With Egyptian authorities exhausting all diplomatic and legal efforts to stop Christie's, a London-based auction house, from selling King Tutankhamun's 3,000-year-old head bust, there is spectulation that the bust might have actually been stolen from Karnak temple in Luxor. The auction is scheduled to take place on July 4.
Here is an explainer about the controversy surrounding this pharaoh and the statue.
Christie's Auction House has listed King Tut's head bust as a 28.5cm high statue over 3,000-years-old that exudes strength and serenity. The statue potrays the boy king as Amun - the ancient Egyptian god of sun and air.
It's like a pandora's box opened when King Tut's tomb was discovered in 1922 by Howard Carter, a British archaeologist. This was followed by years of excavation during which thousands of antiques were uncovered, with the most iconic treasure being King Tut's death mask. The National Geographic said the find was kept in the Cairo Museum.

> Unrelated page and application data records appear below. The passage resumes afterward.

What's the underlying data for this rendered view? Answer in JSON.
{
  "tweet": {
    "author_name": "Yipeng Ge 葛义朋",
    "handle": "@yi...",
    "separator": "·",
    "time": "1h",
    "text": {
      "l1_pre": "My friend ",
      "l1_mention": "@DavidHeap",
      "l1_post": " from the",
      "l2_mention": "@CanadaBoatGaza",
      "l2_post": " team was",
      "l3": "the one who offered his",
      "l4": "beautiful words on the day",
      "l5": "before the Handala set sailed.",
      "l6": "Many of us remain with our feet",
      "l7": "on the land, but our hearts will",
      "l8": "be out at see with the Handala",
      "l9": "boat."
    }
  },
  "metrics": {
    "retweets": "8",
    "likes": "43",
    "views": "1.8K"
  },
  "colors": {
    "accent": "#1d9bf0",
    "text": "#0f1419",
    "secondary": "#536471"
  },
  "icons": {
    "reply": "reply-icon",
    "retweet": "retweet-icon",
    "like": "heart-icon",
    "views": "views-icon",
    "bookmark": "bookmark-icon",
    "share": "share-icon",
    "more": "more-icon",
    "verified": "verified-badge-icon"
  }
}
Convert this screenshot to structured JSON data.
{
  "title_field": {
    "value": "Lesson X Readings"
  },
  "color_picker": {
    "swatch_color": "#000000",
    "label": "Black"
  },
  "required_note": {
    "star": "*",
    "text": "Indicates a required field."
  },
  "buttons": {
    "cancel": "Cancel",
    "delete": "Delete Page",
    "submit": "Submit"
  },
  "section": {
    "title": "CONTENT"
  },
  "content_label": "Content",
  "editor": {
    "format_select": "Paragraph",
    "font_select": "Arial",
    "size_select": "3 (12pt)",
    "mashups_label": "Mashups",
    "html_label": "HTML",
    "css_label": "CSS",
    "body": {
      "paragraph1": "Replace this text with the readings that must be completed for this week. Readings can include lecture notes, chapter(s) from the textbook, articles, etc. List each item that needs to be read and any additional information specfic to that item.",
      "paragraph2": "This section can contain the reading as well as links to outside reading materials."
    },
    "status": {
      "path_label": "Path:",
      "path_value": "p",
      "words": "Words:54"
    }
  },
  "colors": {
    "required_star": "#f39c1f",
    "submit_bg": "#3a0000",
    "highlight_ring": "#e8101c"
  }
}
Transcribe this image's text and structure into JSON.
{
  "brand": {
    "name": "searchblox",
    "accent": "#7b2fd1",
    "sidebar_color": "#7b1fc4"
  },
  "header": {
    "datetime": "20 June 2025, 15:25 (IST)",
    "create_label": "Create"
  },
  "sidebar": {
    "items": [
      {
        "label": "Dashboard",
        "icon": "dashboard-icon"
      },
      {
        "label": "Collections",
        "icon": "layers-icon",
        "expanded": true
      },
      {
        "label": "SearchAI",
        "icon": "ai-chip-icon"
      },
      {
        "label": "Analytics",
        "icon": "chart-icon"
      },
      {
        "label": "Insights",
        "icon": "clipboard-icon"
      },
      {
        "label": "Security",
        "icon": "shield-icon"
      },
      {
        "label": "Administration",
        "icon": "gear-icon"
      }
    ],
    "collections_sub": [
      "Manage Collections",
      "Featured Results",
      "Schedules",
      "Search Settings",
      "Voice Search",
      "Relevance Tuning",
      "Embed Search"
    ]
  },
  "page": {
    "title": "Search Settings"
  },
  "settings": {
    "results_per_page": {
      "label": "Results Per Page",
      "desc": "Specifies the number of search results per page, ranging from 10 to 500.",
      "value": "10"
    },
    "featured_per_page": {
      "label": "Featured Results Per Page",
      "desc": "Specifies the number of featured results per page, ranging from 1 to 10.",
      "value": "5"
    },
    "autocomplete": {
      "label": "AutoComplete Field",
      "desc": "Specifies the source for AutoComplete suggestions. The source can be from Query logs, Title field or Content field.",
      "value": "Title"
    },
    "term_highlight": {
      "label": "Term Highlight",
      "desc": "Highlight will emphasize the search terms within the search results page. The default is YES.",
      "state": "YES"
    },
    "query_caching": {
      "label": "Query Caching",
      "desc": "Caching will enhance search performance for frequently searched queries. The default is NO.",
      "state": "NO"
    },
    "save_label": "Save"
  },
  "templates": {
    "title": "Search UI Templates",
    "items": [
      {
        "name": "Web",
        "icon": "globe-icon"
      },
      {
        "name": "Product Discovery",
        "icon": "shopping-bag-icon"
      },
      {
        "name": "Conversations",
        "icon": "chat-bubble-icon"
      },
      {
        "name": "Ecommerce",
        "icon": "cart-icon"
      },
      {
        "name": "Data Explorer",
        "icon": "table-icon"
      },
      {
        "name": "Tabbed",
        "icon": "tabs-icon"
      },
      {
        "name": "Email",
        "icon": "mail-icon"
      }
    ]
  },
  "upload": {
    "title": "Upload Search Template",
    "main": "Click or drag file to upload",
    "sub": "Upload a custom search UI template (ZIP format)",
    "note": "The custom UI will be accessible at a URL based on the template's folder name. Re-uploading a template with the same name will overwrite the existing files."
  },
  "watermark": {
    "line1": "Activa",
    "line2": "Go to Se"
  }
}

The current controversy surrounds the head bust -- a brown quartzite head of the young King Tut, which according to Egyptian officials was stolen from the Karnak temple in 1970. Live Science said the Egyptian embassy in the United Kingdom has demanded the sculpture to be repatriated to Egypt. However, Christie's claims that Prince Wilhelm von Thurn und Taxis owned the sculpture in the 1960s and had sold it to Josef Messina, the owner of Galeria Kokorian & Co., Vienna in 1973 - 1974.
But Live Science has revealed that Wilhelm never owned the sculpture. Daria von Thurn und Taxis, Wilhelm's niece, had said that Wilhelm had "no interest" in ancient artifacts. He was not an art enthusiast . Live Science said the controversial bust may have been owned by Prince Raimondo Torre Tasso, Wilhelm's cousin, who lived in a castle in Italy. Daria said the castle was noted for its antiquities. However, this hasn't solved who owned the statue as Prince Raimondo's family has denied ever owning King Tut's sculpture.
The auction house's global head of corporate affairs, Catherine Manson, claims to have done extensive research into the ownership of the sculpture. It has even said that Daria was "very young" at the time and cannot precisely recall the head bust. Manson, through an email to Live Science, said they had verified provenance with all previous owners of the head, including Josef Messina, who confirmed that King Tut's statue was already in the Prince Wilhelm von Thurn und Taxis Collection in Vienna in the 1960s.
However, the mystery continues because there are no supporting documents to prove that Wilhelm ever owned the sculpture. Zahi Hawass, former Egyptian minister of antiquities, told the Guardian that Christie doesn't have papers to show that the statue left Egypt legally.
This article originally appeared in IBTimes US.